▶ **TASK GOAL**: In the entries below, find every line with "arrow" and copy it.

▶ **EXTRACTED INFORMATION**:
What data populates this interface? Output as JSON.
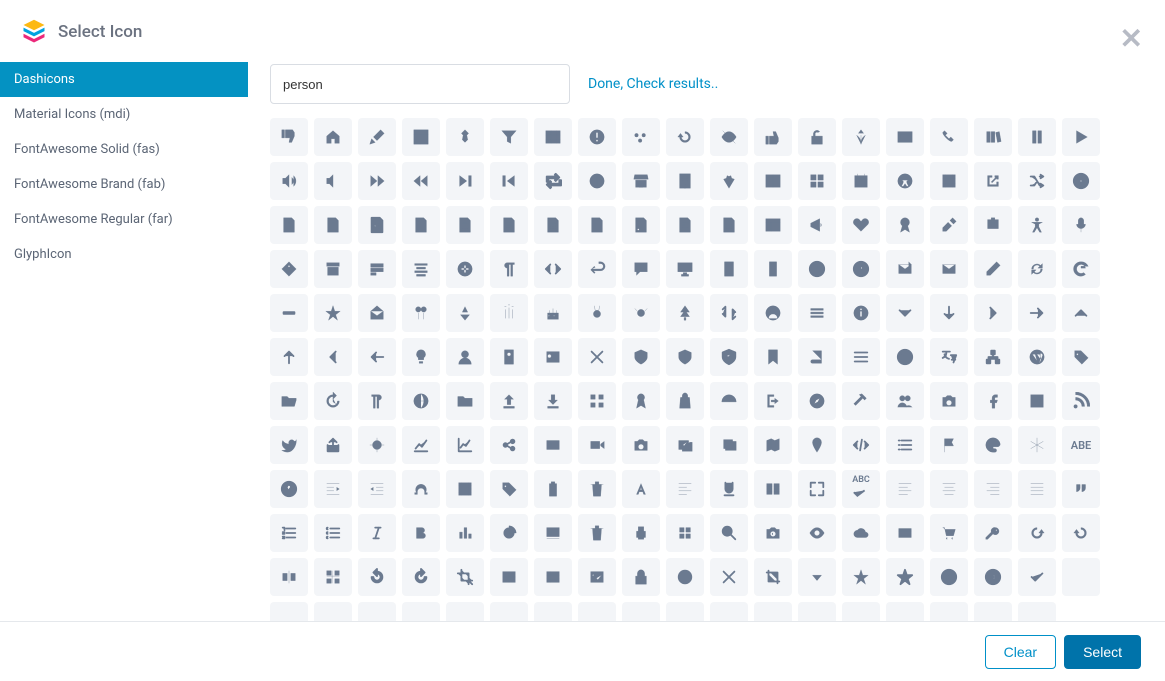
{
  "header": {
    "title": "Select Icon"
  },
  "sidebar": {
    "items": [
      {
        "label": "Dashicons",
        "active": true
      },
      {
        "label": "Material Icons (mdi)",
        "active": false
      },
      {
        "label": "FontAwesome Solid (fas)",
        "active": false
      },
      {
        "label": "FontAwesome Brand (fab)",
        "active": false
      },
      {
        "label": "FontAwesome Regular (far)",
        "active": false
      },
      {
        "label": "GlyphIcon",
        "active": false
      }
    ]
  },
  "search": {
    "value": "person",
    "placeholder": ""
  },
  "status": {
    "text": "Done, Check results.."
  },
  "footer": {
    "clear": "Clear",
    "select": "Select"
  },
  "icons": [
    "thumbs-down",
    "home",
    "brush",
    "layout",
    "pin",
    "filter",
    "table",
    "alert",
    "dots",
    "undo",
    "eye-off",
    "thumbs-up",
    "lock-open",
    "palm",
    "id-card",
    "phone",
    "books",
    "pause",
    "play",
    "volume",
    "volume-mute",
    "forward",
    "rewind",
    "skip-forward",
    "skip-back",
    "repeat",
    "contrast",
    "store",
    "building",
    "carrot",
    "columns",
    "grid",
    "calendar",
    "accessibility",
    "film",
    "external",
    "shuffle",
    "plus-circle",
    "file-zip",
    "file-audio",
    "file-code",
    "file",
    "file-lines",
    "file-text",
    "file-spreadsheet",
    "file-video",
    "file-rss",
    "file-invoice",
    "file-doc",
    "sidebar-layout",
    "megaphone",
    "heart",
    "award",
    "tools",
    "badge",
    "accessibility-alt",
    "mic",
    "tag-alt",
    "archive",
    "rows",
    "align",
    "html",
    "paragraph",
    "code",
    "return",
    "comment",
    "desktop",
    "tablet",
    "mobile",
    "clock",
    "help",
    "mail-out",
    "mail",
    "edit",
    "refresh",
    "google",
    "minus",
    "star-half",
    "envelope-open",
    "balloons",
    "party",
    "candles",
    "cake",
    "bunny",
    "bee",
    "tree",
    "sort",
    "avatar",
    "menu",
    "info",
    "chevron-down",
    "arrow-down",
    "chevron-right",
    "arrow-right",
    "chevron-up",
    "arrow-up",
    "chevron-left",
    "arrow-left",
    "lightbulb",
    "user",
    "id-badge",
    "contact",
    "x",
    "shield",
    "shield-alt",
    "shield-check",
    "bookmark",
    "book",
    "list",
    "smile",
    "translate",
    "sitemap",
    "wordpress",
    "tag",
    "folder-open",
    "history",
    "paragraph-rtl",
    "globe",
    "folder",
    "upload",
    "download",
    "apps",
    "ribbon",
    "bag",
    "dashboard",
    "exit",
    "compass",
    "hammer",
    "users",
    "camera",
    "facebook-f",
    "facebook",
    "rss",
    "twitter",
    "share-out",
    "target",
    "chart-up",
    "chart-line",
    "share",
    "video",
    "video-camera",
    "camera-alt",
    "gallery",
    "images",
    "map",
    "marker",
    "code-alt",
    "list-alt",
    "flag",
    "palette",
    "snowflake",
    "abc",
    "question",
    "indent-right",
    "indent-left",
    "omega",
    "film-strip",
    "tag-sale",
    "clipboard",
    "trash",
    "font-a",
    "align-left",
    "underline",
    "text-columns",
    "fullscreen",
    "spellcheck",
    "align-left-2",
    "align-center",
    "align-right",
    "align-justify",
    "quote",
    "list-ol",
    "list-ul",
    "italic",
    "bold",
    "chart-bar",
    "chart-pie",
    "slideshow",
    "trash-alt",
    "printer-alt",
    "grid-4",
    "search",
    "camera-2",
    "eye",
    "cloud",
    "card",
    "cart",
    "key",
    "redo",
    "undo-alt",
    "mirror",
    "grid-distribute",
    "rotate-left",
    "rotate-right",
    "crop",
    "video-grid",
    "list-details",
    "image",
    "lock",
    "circle",
    "x-alt",
    "crop-alt",
    "caret-down",
    "star-fill",
    "star-outline",
    "x-circle",
    "arrow-circle",
    "check",
    "",
    "",
    "",
    "",
    "",
    "",
    "",
    "",
    "",
    "",
    "",
    "",
    "",
    "",
    "",
    "",
    "",
    "",
    ""
  ]
}
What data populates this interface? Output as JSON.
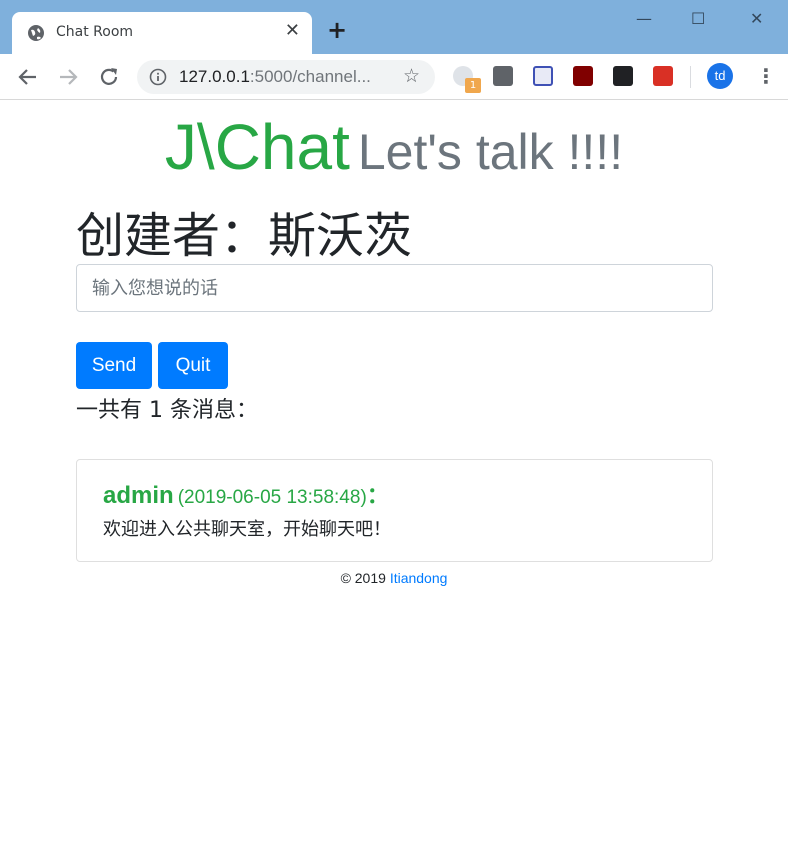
{
  "browser": {
    "tab_title": "Chat Room",
    "tab_close": "✕",
    "new_tab": "+",
    "url_host": "127.0.0.1",
    "url_rest": ":5000/channel...",
    "window_controls": {
      "minimize": "—",
      "maximize": "☐",
      "close": "✕"
    },
    "extension_badge": "1",
    "profile_initials": "td",
    "menu": "⋮",
    "star": "☆"
  },
  "page": {
    "brand_logo": "J\\Chat",
    "brand_tagline": "Let's talk !!!!",
    "creator": "创建者：斯沃茨",
    "input_placeholder": "输入您想说的话",
    "send_label": "Send",
    "quit_label": "Quit",
    "message_count": "一共有 1 条消息：",
    "messages": [
      {
        "user": "admin",
        "time": "(2019-06-05 13:58:48)",
        "colon": "：",
        "text": "欢迎进入公共聊天室，开始聊天吧！"
      }
    ],
    "footer_copyright": "© 2019 ",
    "footer_link": "Itiandong"
  },
  "colors": {
    "brand_green": "#28a745",
    "primary_blue": "#007bff",
    "titlebar": "#7fb0dc"
  }
}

▶ **SOLUTION**:
    "arrow-down",
    "arrow-right",
    "arrow-up",
    "arrow-left",
    "arrow-circle",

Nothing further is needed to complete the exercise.